# ACTIVITY:
For each entry below, please return its exact wording and leave out any picture.
(Beginning of MATERIAL TO PROCESS)
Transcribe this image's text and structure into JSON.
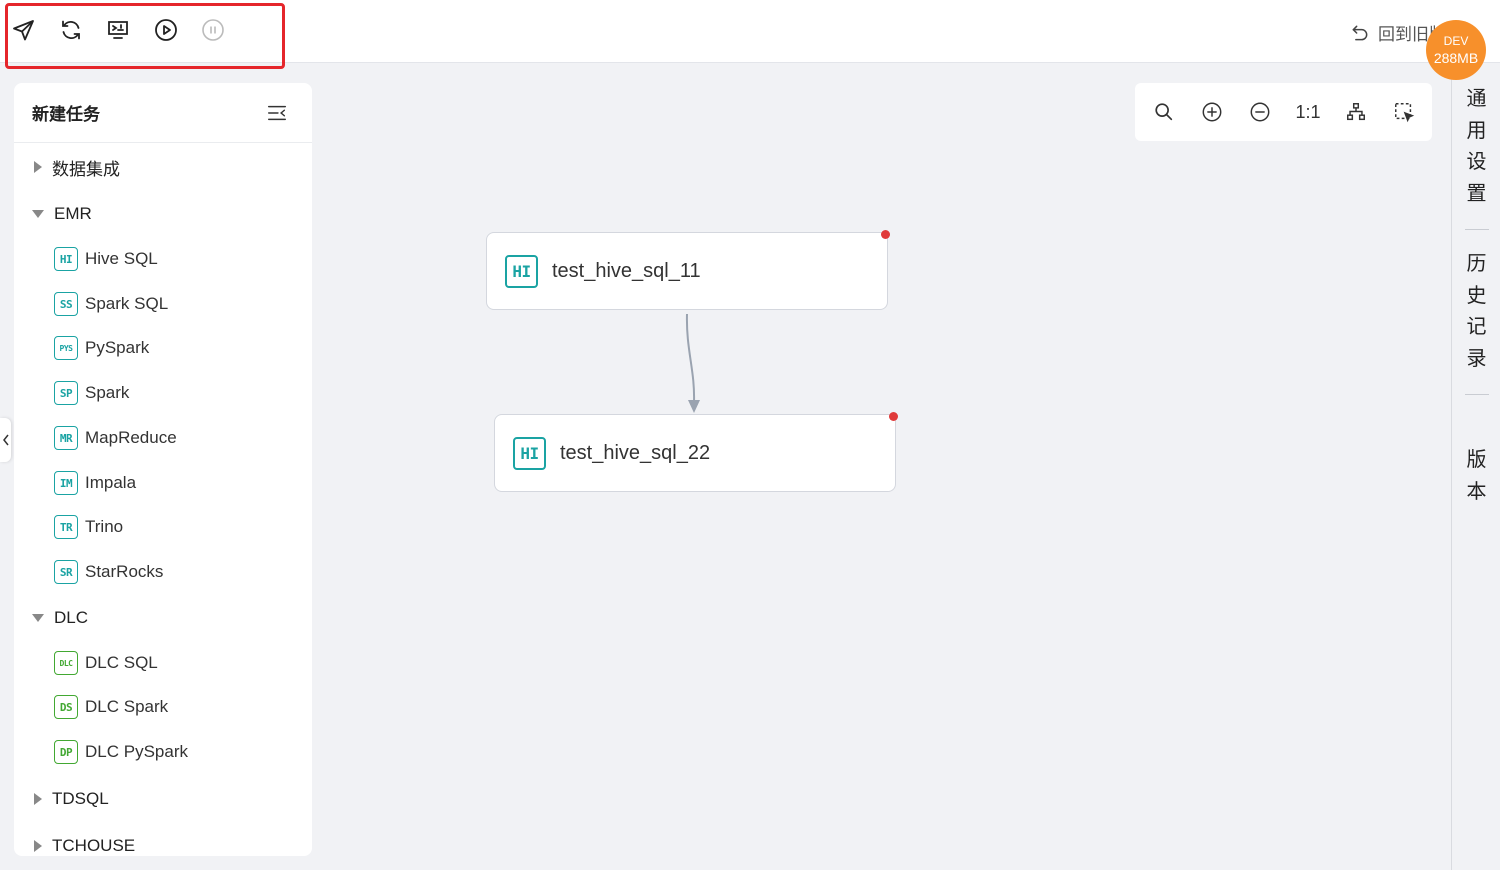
{
  "toolbar": {
    "buttons": [
      "submit",
      "refresh",
      "deploy",
      "run",
      "pause"
    ],
    "back_label": "回到旧版"
  },
  "env_badge": {
    "env": "DEV",
    "memory": "288MB"
  },
  "left_panel": {
    "title": "新建任务",
    "groups": [
      {
        "label": "数据集成",
        "expanded": false
      },
      {
        "label": "EMR",
        "expanded": true,
        "items": [
          {
            "badge": "HI",
            "label": "Hive SQL"
          },
          {
            "badge": "SS",
            "label": "Spark SQL"
          },
          {
            "badge": "PYS",
            "label": "PySpark"
          },
          {
            "badge": "SP",
            "label": "Spark"
          },
          {
            "badge": "MR",
            "label": "MapReduce"
          },
          {
            "badge": "IM",
            "label": "Impala"
          },
          {
            "badge": "TR",
            "label": "Trino"
          },
          {
            "badge": "SR",
            "label": "StarRocks"
          }
        ]
      },
      {
        "label": "DLC",
        "expanded": true,
        "items": [
          {
            "badge": "DLC",
            "label": "DLC SQL"
          },
          {
            "badge": "DS",
            "label": "DLC Spark"
          },
          {
            "badge": "DP",
            "label": "DLC PySpark"
          }
        ]
      },
      {
        "label": "TDSQL",
        "expanded": false
      },
      {
        "label": "TCHOUSE",
        "expanded": false
      }
    ]
  },
  "canvas_tools": {
    "ratio_label": "1:1"
  },
  "nodes": [
    {
      "badge": "HI",
      "label": "test_hive_sql_11"
    },
    {
      "badge": "HI",
      "label": "test_hive_sql_22"
    }
  ],
  "right_bar": {
    "general_settings": [
      "通",
      "用",
      "设",
      "置"
    ],
    "history": [
      "历",
      "史",
      "记",
      "录"
    ],
    "version": [
      "版",
      "本"
    ]
  },
  "colors": {
    "accent_teal": "#1aa3a3",
    "accent_green": "#42a832",
    "highlight_red": "#e5262b",
    "badge_orange": "#f7902b",
    "status_dot": "#e03a3a"
  }
}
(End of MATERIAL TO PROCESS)
# WRITTEN ANSWER:
Transcribe this image's text and structure into JSON.
{
  "toolbar": {
    "buttons": [
      "submit",
      "refresh",
      "deploy",
      "run",
      "pause"
    ],
    "back_label": "回到旧版"
  },
  "env_badge": {
    "env": "DEV",
    "memory": "288MB"
  },
  "left_panel": {
    "title": "新建任务",
    "groups": [
      {
        "label": "数据集成",
        "expanded": false
      },
      {
        "label": "EMR",
        "expanded": true,
        "items": [
          {
            "badge": "HI",
            "label": "Hive SQL"
          },
          {
            "badge": "SS",
            "label": "Spark SQL"
          },
          {
            "badge": "PYS",
            "label": "PySpark"
          },
          {
            "badge": "SP",
            "label": "Spark"
          },
          {
            "badge": "MR",
            "label": "MapReduce"
          },
          {
            "badge": "IM",
            "label": "Impala"
          },
          {
            "badge": "TR",
            "label": "Trino"
          },
          {
            "badge": "SR",
            "label": "StarRocks"
          }
        ]
      },
      {
        "label": "DLC",
        "expanded": true,
        "items": [
          {
            "badge": "DLC",
            "label": "DLC SQL"
          },
          {
            "badge": "DS",
            "label": "DLC Spark"
          },
          {
            "badge": "DP",
            "label": "DLC PySpark"
          }
        ]
      },
      {
        "label": "TDSQL",
        "expanded": false
      },
      {
        "label": "TCHOUSE",
        "expanded": false
      }
    ]
  },
  "canvas_tools": {
    "ratio_label": "1:1"
  },
  "nodes": [
    {
      "badge": "HI",
      "label": "test_hive_sql_11"
    },
    {
      "badge": "HI",
      "label": "test_hive_sql_22"
    }
  ],
  "right_bar": {
    "general_settings": [
      "通",
      "用",
      "设",
      "置"
    ],
    "history": [
      "历",
      "史",
      "记",
      "录"
    ],
    "version": [
      "版",
      "本"
    ]
  },
  "colors": {
    "accent_teal": "#1aa3a3",
    "accent_green": "#42a832",
    "highlight_red": "#e5262b",
    "badge_orange": "#f7902b",
    "status_dot": "#e03a3a"
  }
}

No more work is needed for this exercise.